SCHENECTADY COUNTY — Schenectady County on Tuesday settled a labor contract retroactive to 2017 with the union representing the sheriff’s road patrol deputies and their supervisors.
The settlement with the road patrol bargaining unit, which includes 16 full-time deputies and supervisors and six part-time officers covers four years, 2017 through 2020, with three of the years being retroactive.
The agreement calls for members of the union, which have already ratified the deal, to receive 2 percent pay increases each year. The contract also increases the payment a deputy receives if they don’t take a meal break during their shift, and increases the number of vacation days an officer can accumulate from year to year.
The county is in turn getting some savings on health insurance costs by adopting the Pro-Act specialty drug co-pay assistance program and by increasing the co-payment on emergency room visits from $50 to $100.
The contract also includes new penalties for deputies who don’t report to work without explanation or arrive late, and includes a new rule that a deputy can’t work more than 20 consecutive hours — down from the past practice that allowed up to 24 consecutive hours.

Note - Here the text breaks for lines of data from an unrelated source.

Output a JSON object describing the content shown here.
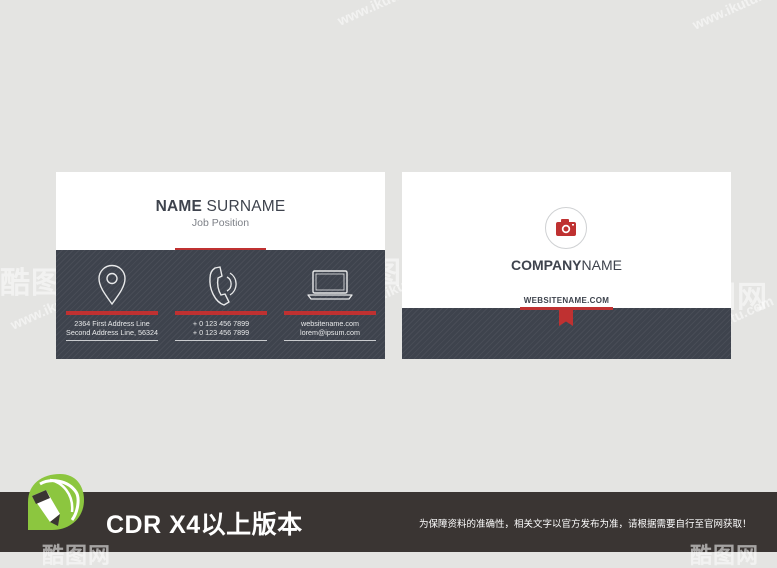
{
  "colors": {
    "background": "#e4e4e2",
    "card_dark": "#3e434d",
    "accent_red": "#bf3131",
    "footer": "#3a3533",
    "text_dark": "#3e434d"
  },
  "watermark": {
    "brand": "酷图网",
    "url": "www.ikutu.com"
  },
  "front_card": {
    "name_first": "NAME",
    "name_last": "SURNAME",
    "position": "Job Position",
    "columns": [
      {
        "icon": "location-pin-icon",
        "line1": "2364 First Address Line",
        "line2": "Second Address Line, 56324"
      },
      {
        "icon": "phone-icon",
        "line1": "+ 0 123 456 7899",
        "line2": "+ 0 123 456 7899"
      },
      {
        "icon": "laptop-icon",
        "line1": "websitename.com",
        "line2": "lorem@ipsum.com"
      }
    ]
  },
  "back_card": {
    "icon": "camera-icon",
    "company_bold": "COMPANY",
    "company_regular": "NAME",
    "website": "WEBSITENAME.COM"
  },
  "footer": {
    "logo_icon": "coreldraw-pen-icon",
    "version_label": "CDR X4以上版本",
    "disclaimer": "为保障资料的准确性，相关文字以官方发布为准，请根据需要自行至官网获取！"
  }
}
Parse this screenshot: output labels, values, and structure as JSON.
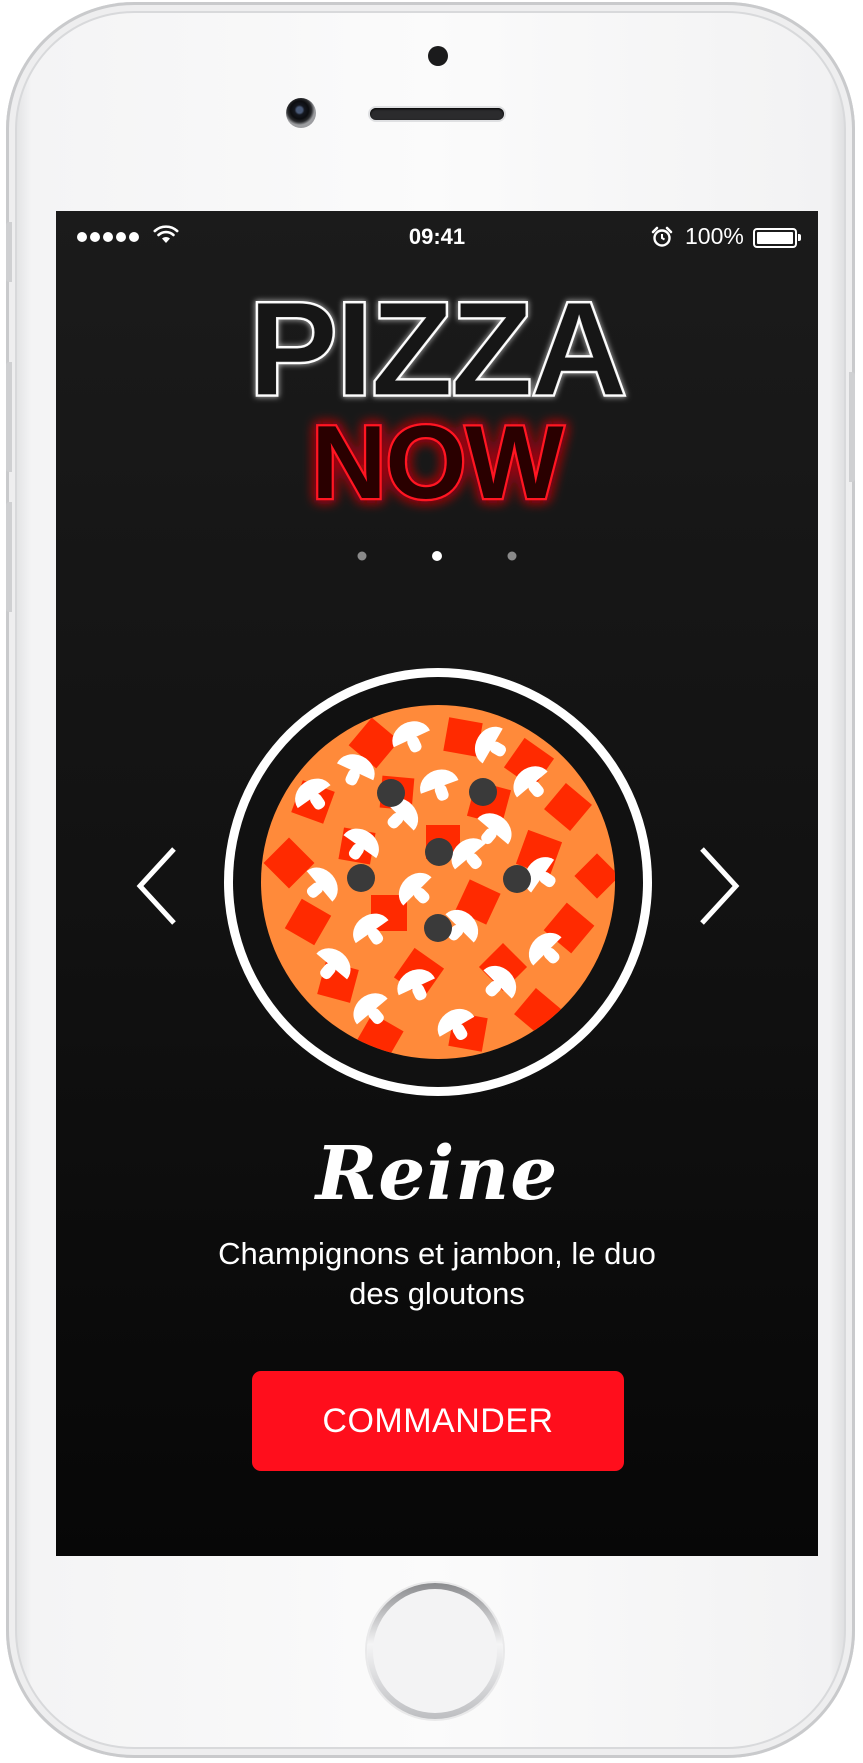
{
  "status_bar": {
    "time": "09:41",
    "battery_percent": "100%",
    "signal_bars": 5,
    "battery_level": 1.0
  },
  "logo": {
    "line1": "PIZZA",
    "line2": "NOW"
  },
  "carousel": {
    "page_count": 3,
    "active_index": 1,
    "prev_icon": "chevron-left-icon",
    "next_icon": "chevron-right-icon"
  },
  "pizza": {
    "name": "Reine",
    "description": "Champignons et jambon, le duo des gloutons"
  },
  "actions": {
    "order_label": "COMMANDER"
  },
  "colors": {
    "accent_red": "#ff0e1c",
    "neon_red": "#ff1220",
    "crust_orange": "#ff8a3a",
    "ham_red": "#ff2a00",
    "background": "#111111"
  }
}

County Attorney Chris Gardner said the negotiations were delayed because the previous road patrol contract went to the state Public Employee Relations Board, which issued a binding arbitration award in 2018. New negotiations couldn’t start until that process ended. “That slowed us down in the negotiations,” Gardner said.
This time, the negotiation was much smoother, officials said. “All parties during the collective bargaining process fairly and respectfully worked diligently to negotiate this contract,” County Manager Rory Fluman wrote in a memo to legislators.
The wage increases are in keeping with the contract settlement the county reached with the jail guards’ union last July, and the county’s last contract with the Civil Service Employees Association, signed in 2018. That agreement expired on Dec. 31, meaning the county is again starting negotiations with the CSEA.
“We just started negotiations with them last November or December. We’re working on that,” Gardner said.
The county will also be sitting down with the union representing nursing assistants, licensed practical nurses and kitchen staff at the Glendale Home Nursing Home, Gardner said. The goal is to end a two-tier wage system that has employees hired after 2012 earning less than more experienced employees. The goal is to help the facility in Glenville address staff recruitment and retention issues.
“That needs to be addressed,” Gardner said. “We’re concerned about staffing and recruiting and trying to retain good people.”
Just Tuesday night, several family members of Glendale Home residents came to the Legislature, complaining about patient care issues that seemed to be related to staffing issues.